── Data provided ──
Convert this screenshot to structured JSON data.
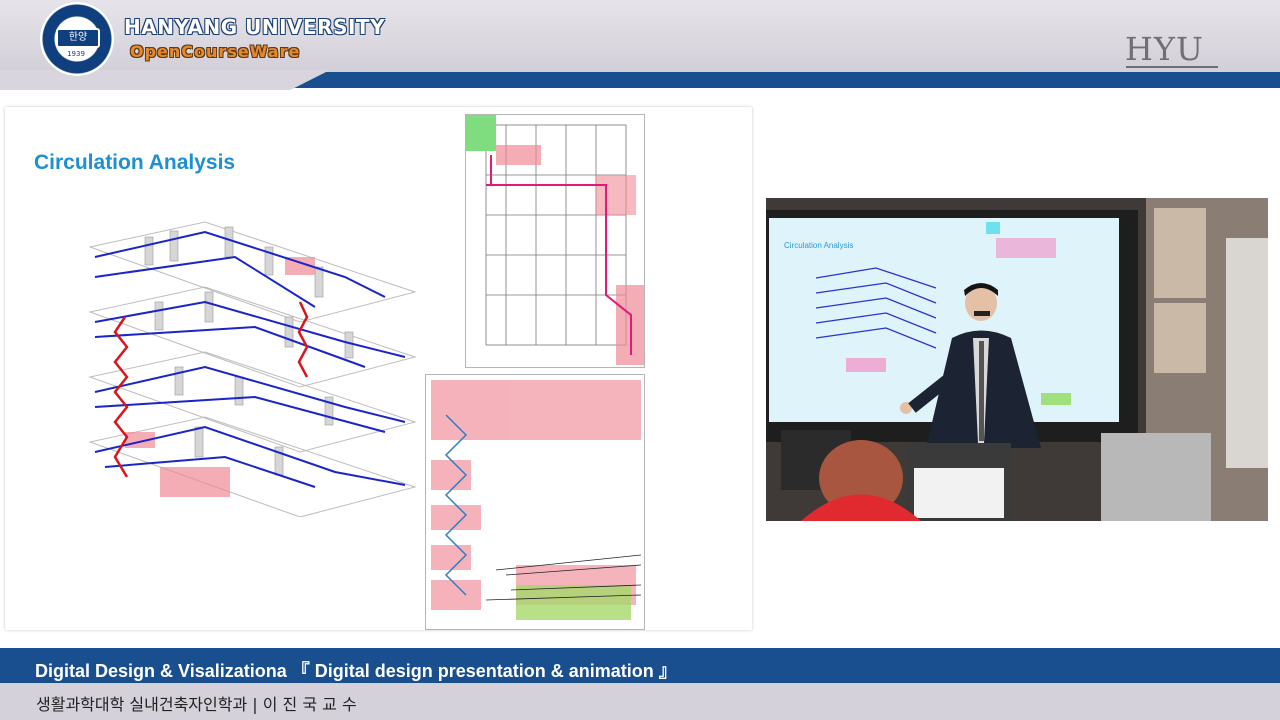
{
  "header": {
    "university": "HANYANG UNIVERSITY",
    "ocw": "OpenCourseWare",
    "seal_text": "한양",
    "seal_year": "1939",
    "brand": "HYU"
  },
  "slide": {
    "title": "Circulation Analysis"
  },
  "video": {
    "screen_title": "Circulation Analysis"
  },
  "footer": {
    "course": "Digital Design & Visalizationa 『 Digital design presentation & animation 』",
    "department": "생활과학대학 실내건축자인학과  |  이 진 국 교 수"
  },
  "colors": {
    "brand_blue": "#1a4f8f",
    "title_blue": "#1d8fd3",
    "circulation_blue": "#1a24c8",
    "circulation_red": "#d7161c",
    "zone_pink": "#f08a96"
  }
}
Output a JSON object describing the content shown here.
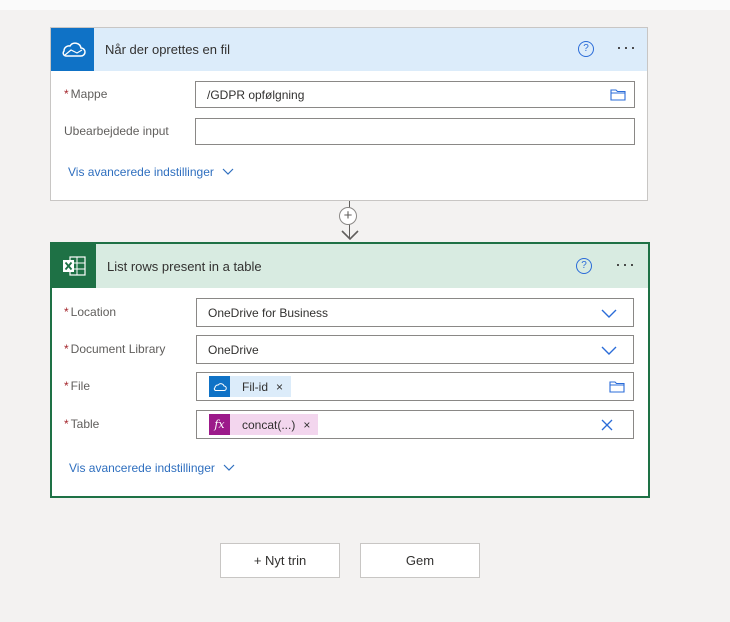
{
  "trigger": {
    "title": "Når der oprettes en fil",
    "icon": "onedrive-cloud-icon",
    "help_glyph": "?",
    "more_glyph": "···",
    "fields": {
      "mappe_label": "Mappe",
      "mappe_value": "/GDPR opfølgning",
      "ubearbejdede_label": "Ubearbejdede input",
      "ubearbejdede_value": ""
    },
    "advanced_label": "Vis avancerede indstillinger"
  },
  "connector": {
    "plus_glyph": "+"
  },
  "action": {
    "title": "List rows present in a table",
    "icon": "excel-icon",
    "help_glyph": "?",
    "more_glyph": "···",
    "fields": {
      "location_label": "Location",
      "location_value": "OneDrive for Business",
      "library_label": "Document Library",
      "library_value": "OneDrive",
      "file_label": "File",
      "file_token": "Fil-id",
      "table_label": "Table",
      "table_token": "concat(...)",
      "fx_glyph": "fx",
      "remove_glyph": "×"
    },
    "advanced_label": "Vis avancerede indstillinger"
  },
  "buttons": {
    "new_step": "+ Nyt trin",
    "save": "Gem"
  },
  "required_mark": "*",
  "colors": {
    "trigger_header": "#dcecfa",
    "trigger_icon_bg": "#0f72c6",
    "action_header": "#d8ebe1",
    "action_border": "#1e7145",
    "link_blue": "#2f6fbf",
    "fx_token_bg": "#f3d6ee",
    "fx_icon_bg": "#9c1a8a",
    "file_token_bg": "#dcecfa"
  }
}
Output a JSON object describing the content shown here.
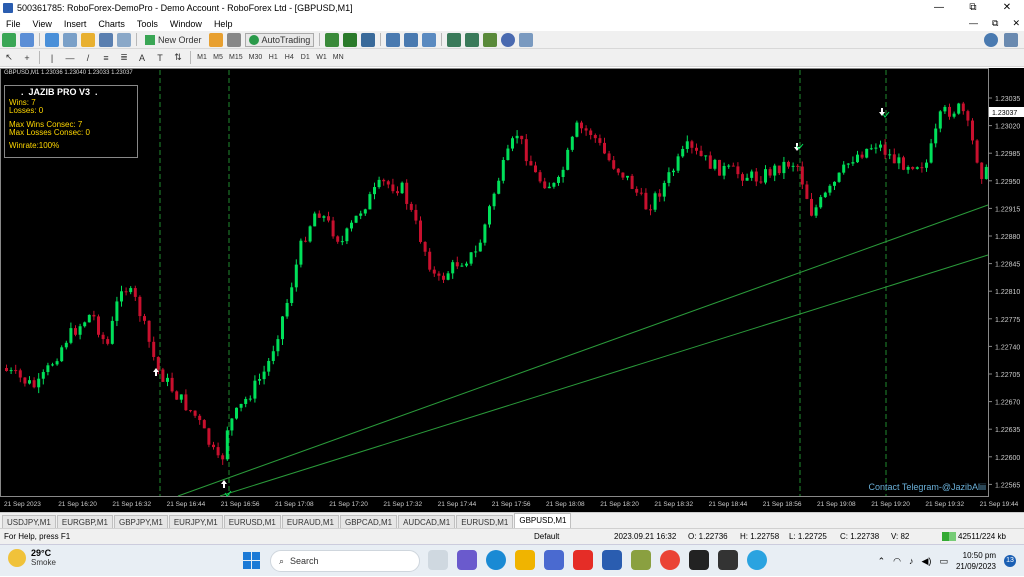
{
  "window": {
    "title": "500361785: RoboForex-DemoPro - Demo Account - RoboForex Ltd - [GBPUSD,M1]",
    "controls": [
      "—",
      "⧉",
      "✕"
    ]
  },
  "menu": {
    "items": [
      "File",
      "View",
      "Insert",
      "Charts",
      "Tools",
      "Window",
      "Help"
    ],
    "mdi_controls": [
      "—",
      "⧉",
      "✕"
    ]
  },
  "toolbar": {
    "new_order": "New Order",
    "autotrading": "AutoTrading",
    "timeframes": [
      "M1",
      "M5",
      "M15",
      "M30",
      "H1",
      "H4",
      "D1",
      "W1",
      "MN"
    ]
  },
  "chart": {
    "header": "GBPUSD,M1  1.23036 1.23040 1.23033 1.23037",
    "price_labels": [
      "1.23035",
      "1.23020",
      "1.22985",
      "1.22950",
      "1.22915",
      "1.22880",
      "1.22845",
      "1.22810",
      "1.22775",
      "1.22740",
      "1.22705",
      "1.22670",
      "1.22635",
      "1.22600",
      "1.22565"
    ],
    "current_price": "1.23037",
    "time_labels": [
      "21 Sep 2023",
      "21 Sep 16:20",
      "21 Sep 16:32",
      "21 Sep 16:44",
      "21 Sep 16:56",
      "21 Sep 17:08",
      "21 Sep 17:20",
      "21 Sep 17:32",
      "21 Sep 17:44",
      "21 Sep 17:56",
      "21 Sep 18:08",
      "21 Sep 18:20",
      "21 Sep 18:32",
      "21 Sep 18:44",
      "21 Sep 18:56",
      "21 Sep 19:08",
      "21 Sep 19:20",
      "21 Sep 19:32",
      "21 Sep 19:44"
    ],
    "up_color": "#00e05a",
    "down_color": "#c8102e",
    "contact": "Contact Telegram-@JazibAliii"
  },
  "panel": {
    "title": "JAZIB PRO V3",
    "wins": "Wins: 7",
    "losses": "Losses: 0",
    "max_wins": "Max Wins Consec: 7",
    "max_losses": "Max Losses Consec: 0",
    "winrate": "Winrate:100%"
  },
  "tabs": [
    "USDJPY,M1",
    "EURGBP,M1",
    "GBPJPY,M1",
    "EURJPY,M1",
    "EURUSD,M1",
    "EURAUD,M1",
    "GBPCAD,M1",
    "AUDCAD,M1",
    "EURUSD,M1",
    "GBPUSD,M1"
  ],
  "status": {
    "help": "For Help, press F1",
    "profile": "Default",
    "datetime": "2023.09.21 16:32",
    "open": "O: 1.22736",
    "high": "H: 1.22758",
    "low": "L: 1.22725",
    "close": "C: 1.22738",
    "volume": "V: 82",
    "traffic": "42511/224 kb"
  },
  "taskbar": {
    "temp": "29°C",
    "weather": "Smoke",
    "search": "Search",
    "time": "10:50 pm",
    "date": "21/09/2023",
    "notifications": "13"
  }
}
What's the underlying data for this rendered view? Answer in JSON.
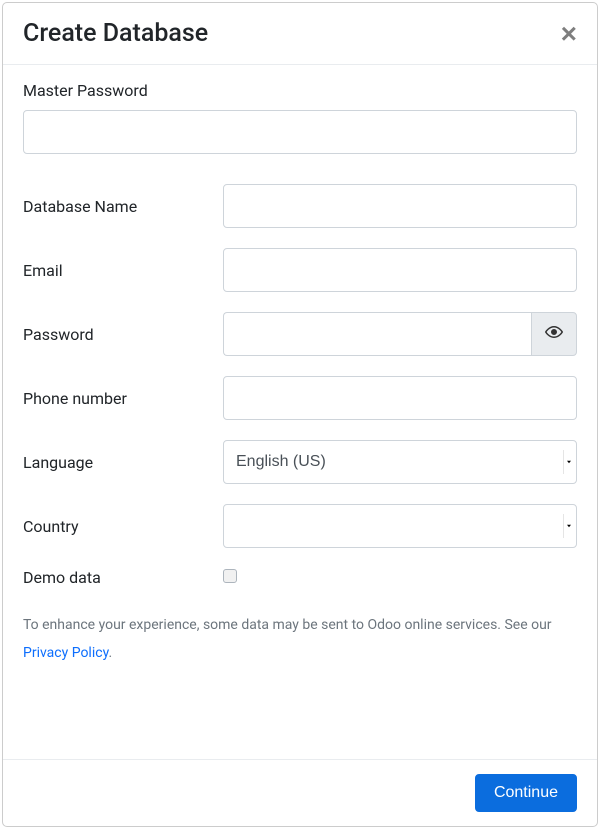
{
  "modal": {
    "title": "Create Database"
  },
  "form": {
    "master_password_label": "Master Password",
    "master_password_value": "",
    "db_name_label": "Database Name",
    "db_name_value": "",
    "email_label": "Email",
    "email_value": "",
    "password_label": "Password",
    "password_value": "",
    "phone_label": "Phone number",
    "phone_value": "",
    "language_label": "Language",
    "language_value": "English (US)",
    "country_label": "Country",
    "country_value": "",
    "demo_label": "Demo data"
  },
  "disclaimer": {
    "text_prefix": "To enhance your experience, some data may be sent to Odoo online services. See our ",
    "link_text": "Privacy Policy",
    "text_suffix": "."
  },
  "footer": {
    "continue_label": "Continue"
  }
}
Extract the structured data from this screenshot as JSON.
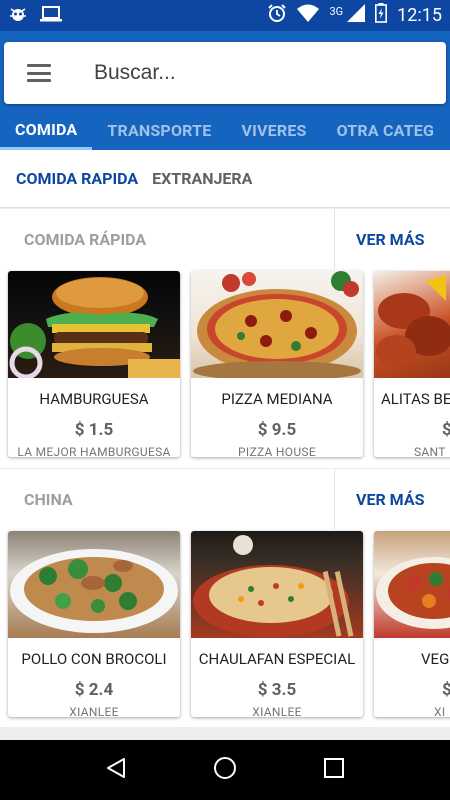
{
  "status_bar": {
    "left_icons": [
      "bug-icon",
      "laptop-icon"
    ],
    "network": "3G",
    "time": "12:15"
  },
  "search": {
    "placeholder": "Buscar..."
  },
  "tabs": [
    {
      "label": "COMIDA",
      "active": true
    },
    {
      "label": "TRANSPORTE",
      "active": false
    },
    {
      "label": "VIVERES",
      "active": false
    },
    {
      "label": "OTRA CATEG",
      "active": false
    }
  ],
  "subtabs": [
    {
      "label": "COMIDA RAPIDA",
      "active": true
    },
    {
      "label": "EXTRANJERA",
      "active": false
    }
  ],
  "sections": [
    {
      "title": "COMIDA RÁPIDA",
      "more": "VER MÁS",
      "items": [
        {
          "name": "HAMBURGUESA",
          "price": "$ 1.5",
          "store": "LA MEJOR HAMBURGUESA"
        },
        {
          "name": "PIZZA MEDIANA",
          "price": "$ 9.5",
          "store": "PIZZA HOUSE"
        },
        {
          "name": "ALITAS BE",
          "price": "$",
          "store": "SANT"
        }
      ]
    },
    {
      "title": "CHINA",
      "more": "VER MÁS",
      "items": [
        {
          "name": "POLLO CON BROCOLI",
          "price": "$ 2.4",
          "store": "XIANLEE"
        },
        {
          "name": "CHAULAFAN ESPECIAL",
          "price": "$ 3.5",
          "store": "XIANLEE"
        },
        {
          "name": "VEG",
          "price": "$",
          "store": "XI"
        }
      ]
    }
  ],
  "colors": {
    "status_bar": "#0d47a1",
    "app_bar": "#1565c0",
    "accent": "#0d47a1"
  }
}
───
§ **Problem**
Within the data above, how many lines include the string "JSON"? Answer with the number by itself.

§ **Completed exercise**
5